Check out this interesting article for our upcoming Fall 2022 issue!
Background: Little is known about the ethical issues confronting medical students during their first exposure to emergency medicine (EM). The aim of this study was to review student narratives to determine the type and frequency of ethical issues that beginning students confront in the ED.
Methods: This was a prospective, qualitative observational study of consecutive first- and second-year medical students electing to do a pre-clinical clerkship in Emergency Medicine (EM) at five university- affiliated hospitals. Students were asked to write a short description of three cases that had the greatest impact on them during the month-long clerkship. Each essay was independently analyzed by five members of the research team. Descriptive and kappa statistics were used to summarize the data.
Results: During the four-year study period, 292 consecutive student essays were evaluated from 103 medical students. A total of 194 specific incidents were coded across 15 categories of ethical standards. Overall, 71.1% (138/194) were depictions of exemplary instances of ethical issues, 13.9% (27/194) were considered normal interactions, and 14.9% (29/194) were categorized as unethical behavior. While generally impressed by the admirable behavior of faculty and staff, students were quick to describe instances of improper treatment of patients, such as poor communication, discrimination, improper pain management, or a perceived lack of empathy.

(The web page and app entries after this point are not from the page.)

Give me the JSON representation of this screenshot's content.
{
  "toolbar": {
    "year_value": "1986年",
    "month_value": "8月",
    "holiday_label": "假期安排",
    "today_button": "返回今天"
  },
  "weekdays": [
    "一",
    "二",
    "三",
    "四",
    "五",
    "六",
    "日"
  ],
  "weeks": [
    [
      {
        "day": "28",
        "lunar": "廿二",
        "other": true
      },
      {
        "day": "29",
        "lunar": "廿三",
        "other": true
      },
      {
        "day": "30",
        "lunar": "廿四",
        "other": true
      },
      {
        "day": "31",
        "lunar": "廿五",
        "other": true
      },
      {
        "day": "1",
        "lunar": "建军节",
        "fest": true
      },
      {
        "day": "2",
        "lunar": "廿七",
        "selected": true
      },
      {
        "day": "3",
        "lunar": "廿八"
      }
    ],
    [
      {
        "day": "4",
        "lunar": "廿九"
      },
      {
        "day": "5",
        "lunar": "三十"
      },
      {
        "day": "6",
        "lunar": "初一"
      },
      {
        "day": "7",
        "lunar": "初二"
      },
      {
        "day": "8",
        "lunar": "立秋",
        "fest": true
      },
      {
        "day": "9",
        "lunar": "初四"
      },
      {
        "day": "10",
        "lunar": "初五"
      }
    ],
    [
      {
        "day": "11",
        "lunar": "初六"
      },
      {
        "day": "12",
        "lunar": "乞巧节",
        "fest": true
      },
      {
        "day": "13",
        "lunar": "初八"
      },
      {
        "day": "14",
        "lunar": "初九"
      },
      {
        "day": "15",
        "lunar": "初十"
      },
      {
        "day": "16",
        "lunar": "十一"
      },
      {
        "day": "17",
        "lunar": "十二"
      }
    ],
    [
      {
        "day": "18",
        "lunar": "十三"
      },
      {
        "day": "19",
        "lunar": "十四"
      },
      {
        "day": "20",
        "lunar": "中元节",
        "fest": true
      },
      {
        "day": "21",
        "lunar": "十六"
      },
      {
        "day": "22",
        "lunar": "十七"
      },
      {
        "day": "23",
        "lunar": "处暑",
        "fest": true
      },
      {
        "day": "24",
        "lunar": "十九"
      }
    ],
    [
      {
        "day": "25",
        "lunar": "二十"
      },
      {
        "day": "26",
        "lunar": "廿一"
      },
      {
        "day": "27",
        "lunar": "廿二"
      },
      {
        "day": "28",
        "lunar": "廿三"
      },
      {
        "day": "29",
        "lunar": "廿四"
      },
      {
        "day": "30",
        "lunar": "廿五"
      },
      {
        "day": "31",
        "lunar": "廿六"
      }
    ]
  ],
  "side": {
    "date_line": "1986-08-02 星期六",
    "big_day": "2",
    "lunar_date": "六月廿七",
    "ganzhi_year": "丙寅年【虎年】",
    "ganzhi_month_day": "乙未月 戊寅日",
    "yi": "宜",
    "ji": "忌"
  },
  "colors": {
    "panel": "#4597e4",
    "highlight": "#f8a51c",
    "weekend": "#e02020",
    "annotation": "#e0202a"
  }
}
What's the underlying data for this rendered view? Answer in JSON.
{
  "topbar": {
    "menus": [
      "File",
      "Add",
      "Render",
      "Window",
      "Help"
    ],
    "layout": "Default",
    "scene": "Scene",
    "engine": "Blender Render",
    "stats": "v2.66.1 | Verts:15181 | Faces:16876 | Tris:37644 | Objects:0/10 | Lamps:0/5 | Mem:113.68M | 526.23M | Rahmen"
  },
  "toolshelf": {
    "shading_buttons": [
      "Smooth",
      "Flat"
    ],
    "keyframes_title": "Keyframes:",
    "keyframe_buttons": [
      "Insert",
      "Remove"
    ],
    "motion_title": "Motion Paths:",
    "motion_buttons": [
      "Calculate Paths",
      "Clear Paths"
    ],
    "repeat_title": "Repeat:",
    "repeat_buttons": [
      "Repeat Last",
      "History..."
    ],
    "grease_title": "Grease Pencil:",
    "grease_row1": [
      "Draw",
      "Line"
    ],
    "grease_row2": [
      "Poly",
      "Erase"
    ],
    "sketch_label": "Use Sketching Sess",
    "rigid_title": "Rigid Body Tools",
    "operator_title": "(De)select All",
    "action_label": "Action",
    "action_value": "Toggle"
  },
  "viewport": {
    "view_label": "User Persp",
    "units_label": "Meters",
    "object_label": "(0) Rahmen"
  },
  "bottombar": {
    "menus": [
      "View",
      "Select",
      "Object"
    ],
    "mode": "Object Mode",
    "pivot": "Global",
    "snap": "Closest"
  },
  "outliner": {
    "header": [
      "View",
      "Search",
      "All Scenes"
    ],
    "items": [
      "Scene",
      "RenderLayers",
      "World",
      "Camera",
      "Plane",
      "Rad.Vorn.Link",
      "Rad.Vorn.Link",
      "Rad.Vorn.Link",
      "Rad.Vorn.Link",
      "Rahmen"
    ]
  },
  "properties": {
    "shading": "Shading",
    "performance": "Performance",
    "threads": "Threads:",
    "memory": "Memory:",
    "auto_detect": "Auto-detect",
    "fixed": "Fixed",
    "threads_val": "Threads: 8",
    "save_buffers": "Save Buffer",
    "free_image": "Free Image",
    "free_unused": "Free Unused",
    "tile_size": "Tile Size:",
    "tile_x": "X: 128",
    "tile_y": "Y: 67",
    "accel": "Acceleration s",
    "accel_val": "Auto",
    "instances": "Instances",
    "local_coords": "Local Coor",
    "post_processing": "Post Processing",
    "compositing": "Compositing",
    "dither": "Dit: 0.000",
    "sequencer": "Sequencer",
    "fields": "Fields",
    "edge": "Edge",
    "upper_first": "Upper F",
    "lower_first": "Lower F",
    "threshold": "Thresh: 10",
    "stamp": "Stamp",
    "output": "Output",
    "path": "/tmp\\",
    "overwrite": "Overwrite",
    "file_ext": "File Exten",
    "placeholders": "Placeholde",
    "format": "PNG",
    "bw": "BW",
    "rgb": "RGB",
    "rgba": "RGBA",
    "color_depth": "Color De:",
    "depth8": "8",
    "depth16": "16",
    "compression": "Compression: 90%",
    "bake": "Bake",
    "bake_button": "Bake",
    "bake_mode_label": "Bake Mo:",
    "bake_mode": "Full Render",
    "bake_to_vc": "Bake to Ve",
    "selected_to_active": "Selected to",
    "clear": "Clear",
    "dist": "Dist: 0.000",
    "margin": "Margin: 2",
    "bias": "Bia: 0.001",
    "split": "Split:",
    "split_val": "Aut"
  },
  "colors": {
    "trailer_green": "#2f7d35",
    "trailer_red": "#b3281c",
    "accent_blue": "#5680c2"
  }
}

Conclusions: Narrative essays describe a wide variety of interesting ethical situations that beginning medical students confront during their clerkships. Many of these ethical interactions seem to be connected to the student’s role as an observer of the health care team and how that role can lead to ethical tension. As educators, we need to shine a light on the subtle ethical issues that clerkship students struggle with daily and give them practical tools to deal with moral decisions required of them in medical practice.